IS a pretty large fowl, weighing about twenty-four or five ounces. He is found on the sea shores on all sides of England. The middle parts of the feathers of the head, neck, and back, are black, the borders or outsides ash coloured, with a mixture of red; the rump and belly are white. The beak has a regular curve down, and is soft at the point. This bird’s flesh may challenge for flavour and delicacy that of any other water fowl, and the people of Suffolk say proverbially:
“A Curlew, be she white or black,
She carries twelve pence on her back;”

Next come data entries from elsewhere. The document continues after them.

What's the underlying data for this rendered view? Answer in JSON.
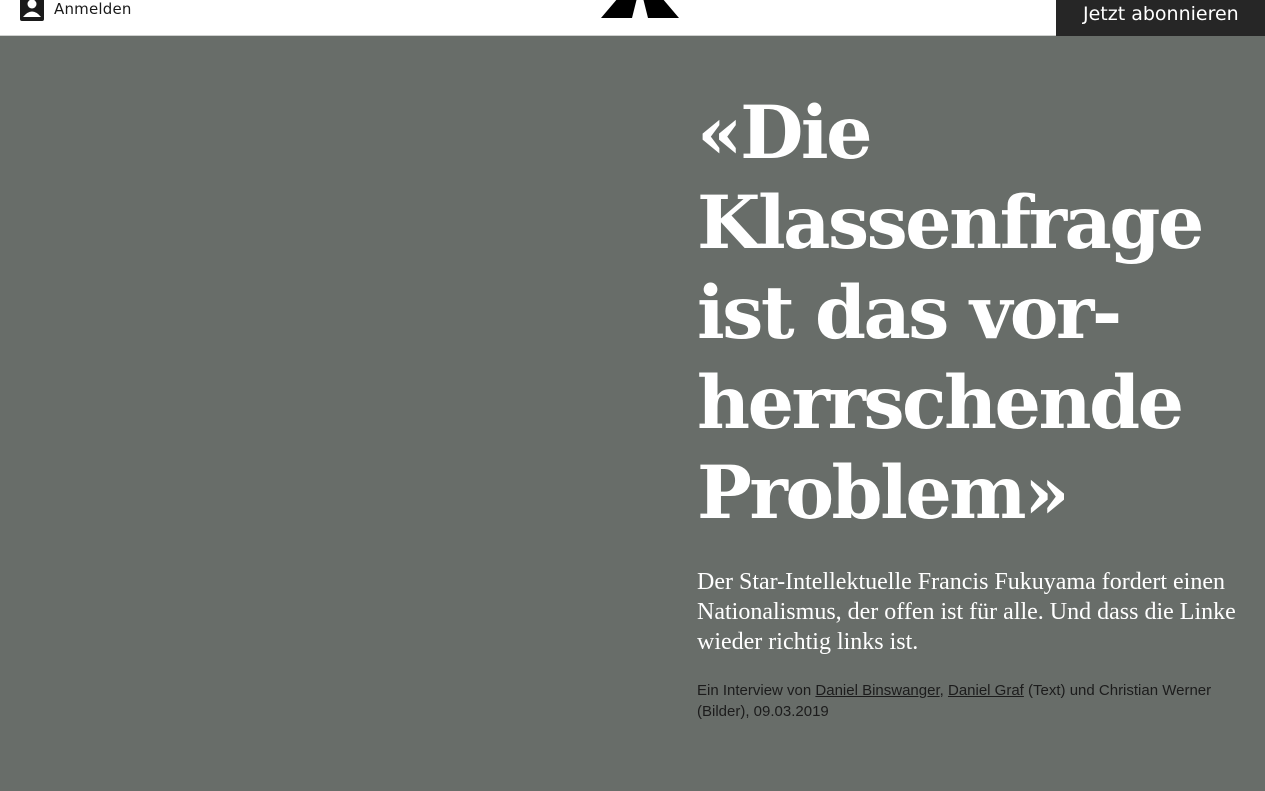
{
  "header": {
    "login_label": "Anmelden",
    "login_icon": "user-icon",
    "logo_icon": "republik-logo",
    "subscribe_label": "Jetzt abonnieren"
  },
  "article": {
    "title_lines": [
      "«Die",
      "Klassenfrage",
      "ist das vor-",
      "herrschende",
      "Problem»"
    ],
    "lead": "Der Star-Intellektuelle Francis Fukuyama fordert einen Nationalismus, der offen ist für alle. Und dass die Linke wieder richtig links ist.",
    "byline": {
      "prefix": "Ein Interview von ",
      "author1": "Daniel Binswanger",
      "sep1": ", ",
      "author2": "Daniel Graf",
      "suffix": " (Text) und Christian Werner (Bilder), 09.03.2019"
    }
  },
  "colors": {
    "background": "#686d69",
    "header_bg": "#ffffff",
    "subscribe_bg": "#262626",
    "headline_text": "#ffffff"
  }
}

but we must confess that the quality and goodness of their flesh depends on their manner of feeding and the season in which they are caught. When they dwell on the sea shores, they acquire a kind of rankness which is so strong that, unless they are basted on the spit with vinegar, they are not eatable.